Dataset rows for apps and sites
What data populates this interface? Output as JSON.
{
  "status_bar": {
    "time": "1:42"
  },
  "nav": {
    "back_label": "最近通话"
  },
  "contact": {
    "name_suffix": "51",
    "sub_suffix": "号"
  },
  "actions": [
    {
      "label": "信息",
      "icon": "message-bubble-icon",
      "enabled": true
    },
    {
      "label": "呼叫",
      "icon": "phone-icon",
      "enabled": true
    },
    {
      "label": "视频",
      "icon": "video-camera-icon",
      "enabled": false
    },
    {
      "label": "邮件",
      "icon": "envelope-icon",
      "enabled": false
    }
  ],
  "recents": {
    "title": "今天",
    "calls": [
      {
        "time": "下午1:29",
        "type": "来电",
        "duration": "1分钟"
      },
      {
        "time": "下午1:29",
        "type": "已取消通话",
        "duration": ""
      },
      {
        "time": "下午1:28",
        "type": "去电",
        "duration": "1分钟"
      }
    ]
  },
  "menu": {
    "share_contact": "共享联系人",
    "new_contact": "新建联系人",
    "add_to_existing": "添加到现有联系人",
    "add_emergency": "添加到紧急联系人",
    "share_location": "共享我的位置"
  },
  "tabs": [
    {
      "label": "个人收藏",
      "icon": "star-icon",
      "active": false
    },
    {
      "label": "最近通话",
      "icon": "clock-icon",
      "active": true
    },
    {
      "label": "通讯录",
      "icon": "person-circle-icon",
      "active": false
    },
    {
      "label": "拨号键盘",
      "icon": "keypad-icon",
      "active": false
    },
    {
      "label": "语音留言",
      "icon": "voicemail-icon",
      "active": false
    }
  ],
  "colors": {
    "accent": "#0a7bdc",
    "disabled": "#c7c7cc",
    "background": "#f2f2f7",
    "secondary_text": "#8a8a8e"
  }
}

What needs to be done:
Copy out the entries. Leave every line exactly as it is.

Answer space:
What data populates this interface? Output as JSON.
{
  "status_bar": {
    "time": "1:42"
  },
  "nav": {
    "back_label": "最近通话"
  },
  "contact": {
    "name_suffix": "51",
    "sub_suffix": "号"
  },
  "actions": [
    {
      "label": "信息",
      "icon": "message-bubble-icon",
      "enabled": true
    },
    {
      "label": "呼叫",
      "icon": "phone-icon",
      "enabled": true
    },
    {
      "label": "视频",
      "icon": "video-camera-icon",
      "enabled": false
    },
    {
      "label": "邮件",
      "icon": "envelope-icon",
      "enabled": false
    }
  ],
  "recents": {
    "title": "今天",
    "calls": [
      {
        "time": "下午1:29",
        "type": "来电",
        "duration": "1分钟"
      },
      {
        "time": "下午1:29",
        "type": "已取消通话",
        "duration": ""
      },
      {
        "time": "下午1:28",
        "type": "去电",
        "duration": "1分钟"
      }
    ]
  },
  "menu": {
    "share_contact": "共享联系人",
    "new_contact": "新建联系人",
    "add_to_existing": "添加到现有联系人",
    "add_emergency": "添加到紧急联系人",
    "share_location": "共享我的位置"
  },
  "tabs": [
    {
      "label": "个人收藏",
      "icon": "star-icon",
      "active": false
    },
    {
      "label": "最近通话",
      "icon": "clock-icon",
      "active": true
    },
    {
      "label": "通讯录",
      "icon": "person-circle-icon",
      "active": false
    },
    {
      "label": "拨号键盘",
      "icon": "keypad-icon",
      "active": false
    },
    {
      "label": "语音留言",
      "icon": "voicemail-icon",
      "active": false
    }
  ],
  "colors": {
    "accent": "#0a7bdc",
    "disabled": "#c7c7cc",
    "background": "#f2f2f7",
    "secondary_text": "#8a8a8e"
  }
}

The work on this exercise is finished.